(Problem) Filter these records by the string "think", copying each line that holds it.

*** Supplied material ***

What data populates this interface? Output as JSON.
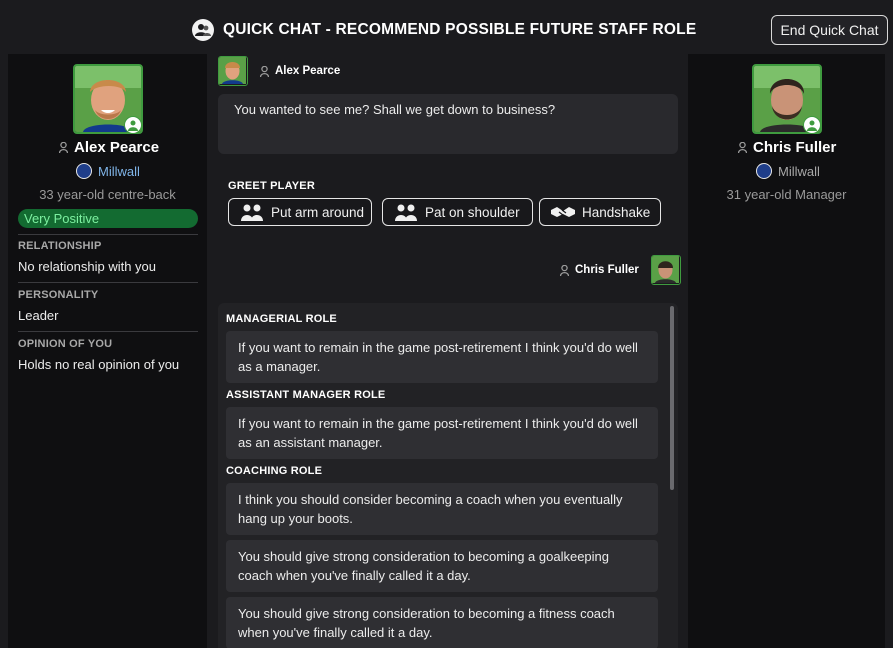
{
  "header": {
    "title": "QUICK CHAT - RECOMMEND POSSIBLE FUTURE STAFF ROLE",
    "end_button": "End Quick Chat"
  },
  "player": {
    "name": "Alex Pearce",
    "club": "Millwall",
    "description": "33 year-old centre-back",
    "status": "Very Positive",
    "sections": [
      {
        "label": "RELATIONSHIP",
        "value": "No relationship with you"
      },
      {
        "label": "PERSONALITY",
        "value": "Leader"
      },
      {
        "label": "OPINION OF YOU",
        "value": "Holds no real opinion of you"
      }
    ]
  },
  "manager": {
    "name": "Chris Fuller",
    "club": "Millwall",
    "description": "31 year-old Manager"
  },
  "conversation": {
    "player_name": "Alex Pearce",
    "player_message": "You wanted to see me? Shall we get down to business?",
    "greet_label": "GREET PLAYER",
    "greet_options": [
      "Put arm around",
      "Pat on shoulder",
      "Handshake"
    ],
    "manager_name": "Chris Fuller"
  },
  "options": {
    "groups": [
      {
        "label": "MANAGERIAL ROLE",
        "items": [
          "If you want to remain in the game post-retirement I think you'd do well as a manager."
        ]
      },
      {
        "label": "ASSISTANT MANAGER ROLE",
        "items": [
          "If you want to remain in the game post-retirement I think you'd do well as an assistant manager."
        ]
      },
      {
        "label": "COACHING ROLE",
        "items": [
          "I think you should consider becoming a coach when you eventually hang up your boots.",
          "You should give strong consideration to becoming a goalkeeping coach when you've finally called it a day.",
          "You should give strong consideration to becoming a fitness coach when you've finally called it a day."
        ]
      }
    ]
  },
  "colors": {
    "background": "#1b1b1e",
    "panel": "#0f0f11",
    "status_pill": "#136b31",
    "status_text": "#7cf0a0",
    "club_text": "#7fb4e8",
    "avatar_border": "#3f9b3f"
  },
  "icons": {
    "title": "chat-heads-icon",
    "person": "person-icon",
    "club": "millwall-lion-icon",
    "greet": [
      "hug-icon",
      "pat-shoulder-icon",
      "handshake-icon"
    ]
  }
}
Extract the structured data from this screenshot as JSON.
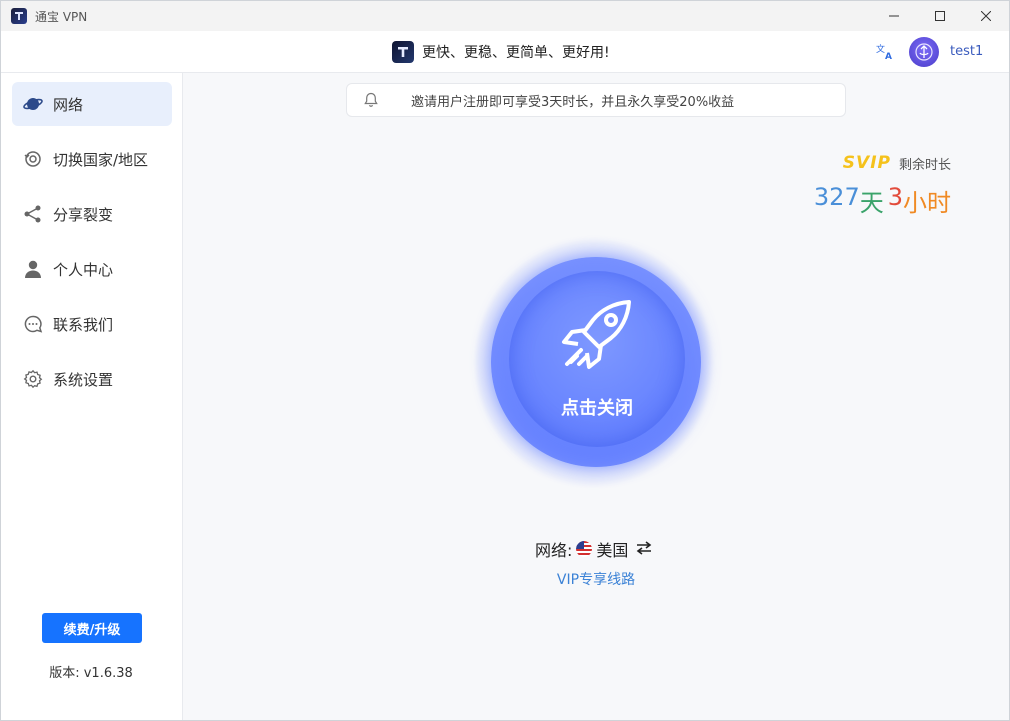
{
  "window": {
    "title": "通宝 VPN",
    "controls": [
      "minimize",
      "maximize",
      "close"
    ]
  },
  "header": {
    "slogan": "更快、更稳、更简单、更好用!",
    "username": "test1"
  },
  "sidebar": {
    "items": [
      {
        "label": "网络",
        "icon": "planet-icon",
        "active": true
      },
      {
        "label": "切换国家/地区",
        "icon": "globe-switch-icon",
        "active": false
      },
      {
        "label": "分享裂变",
        "icon": "share-icon",
        "active": false
      },
      {
        "label": "个人中心",
        "icon": "user-icon",
        "active": false
      },
      {
        "label": "联系我们",
        "icon": "chat-icon",
        "active": false
      },
      {
        "label": "系统设置",
        "icon": "gear-icon",
        "active": false
      }
    ],
    "renew_button": "续费/升级",
    "version": "版本: v1.6.38"
  },
  "main": {
    "notice": "邀请用户注册即可享受3天时长，并且永久享受20%收益",
    "svip_badge": "SVIP",
    "remaining_label": "剩余时长",
    "remaining": {
      "days_num": "327",
      "days_unit": "天",
      "hours_num": "3",
      "hours_unit": "小时"
    },
    "connect_button": "点击关闭",
    "network_label": "网络:",
    "network_country": "美国",
    "vip_line": "VIP专享线路"
  },
  "colors": {
    "accent": "#1673ff",
    "svip": "#f5c21b",
    "orb": "#6a86ff"
  }
}
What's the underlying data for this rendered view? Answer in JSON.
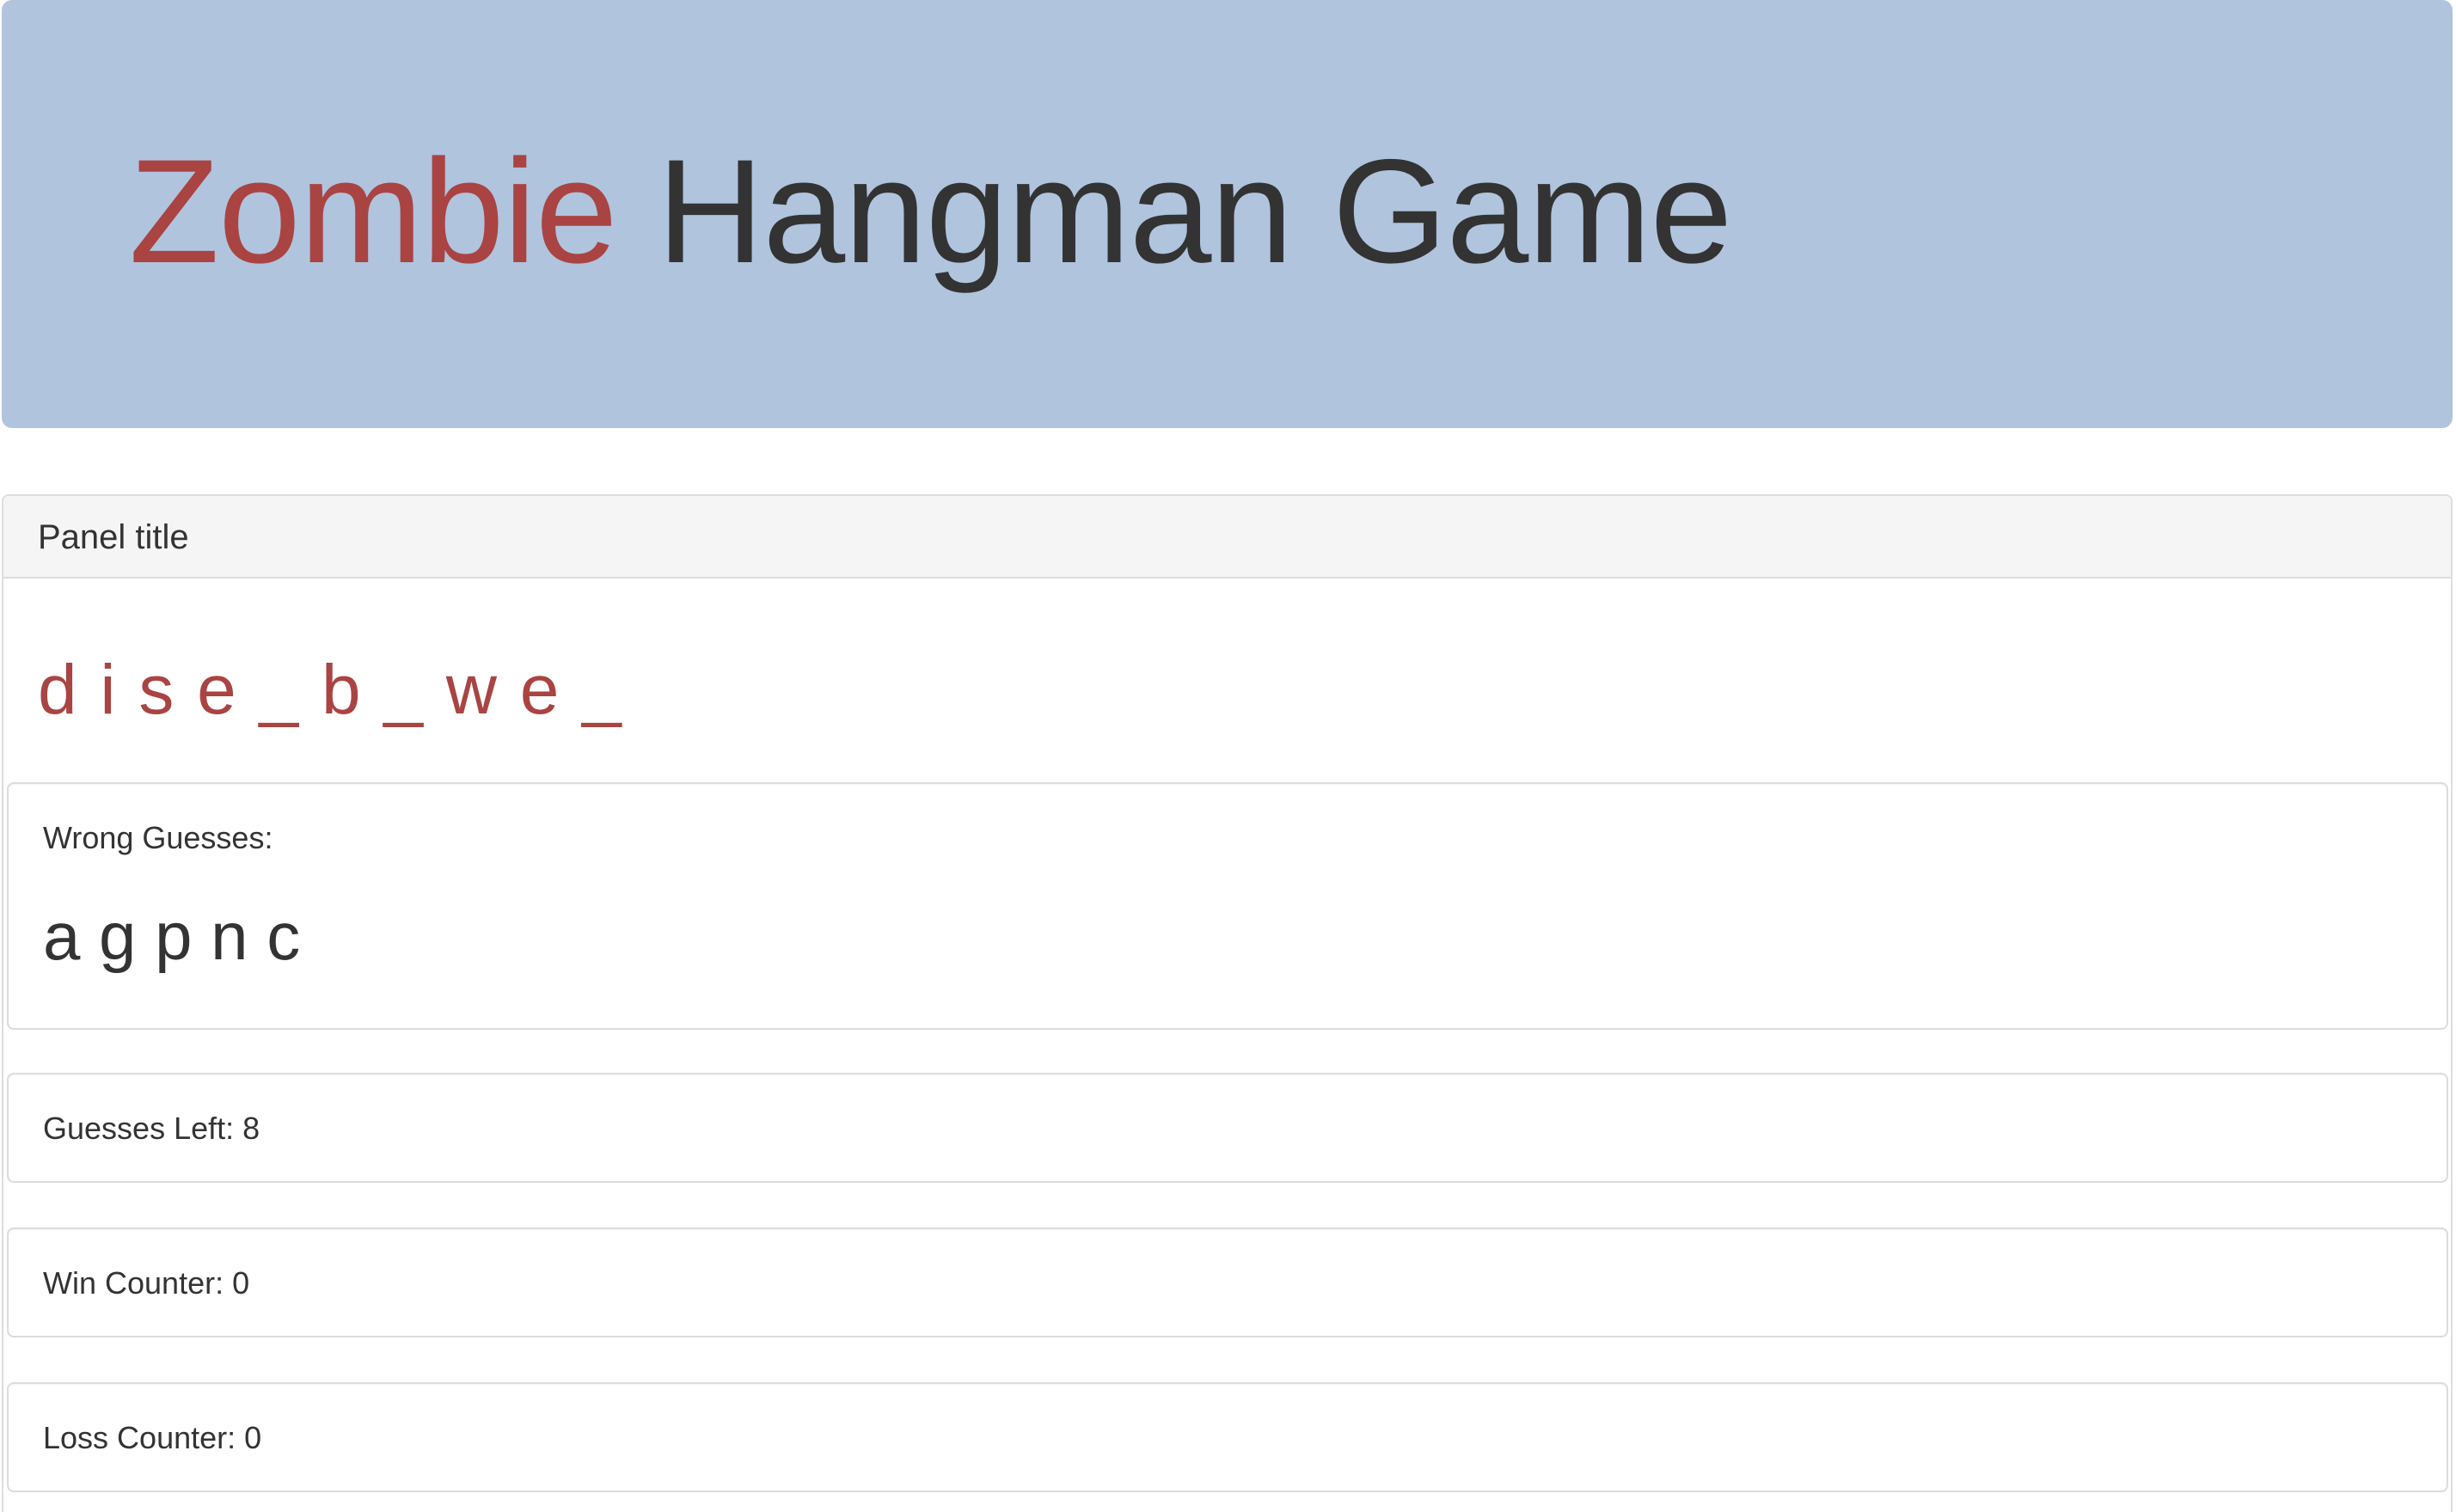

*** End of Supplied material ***

(Output for this task)
          "If you want to remain in the game post-retirement I think you'd do well as a manager."
          "If you want to remain in the game post-retirement I think you'd do well as an assistant manager."
          "I think you should consider becoming a coach when you eventually hang up your boots.",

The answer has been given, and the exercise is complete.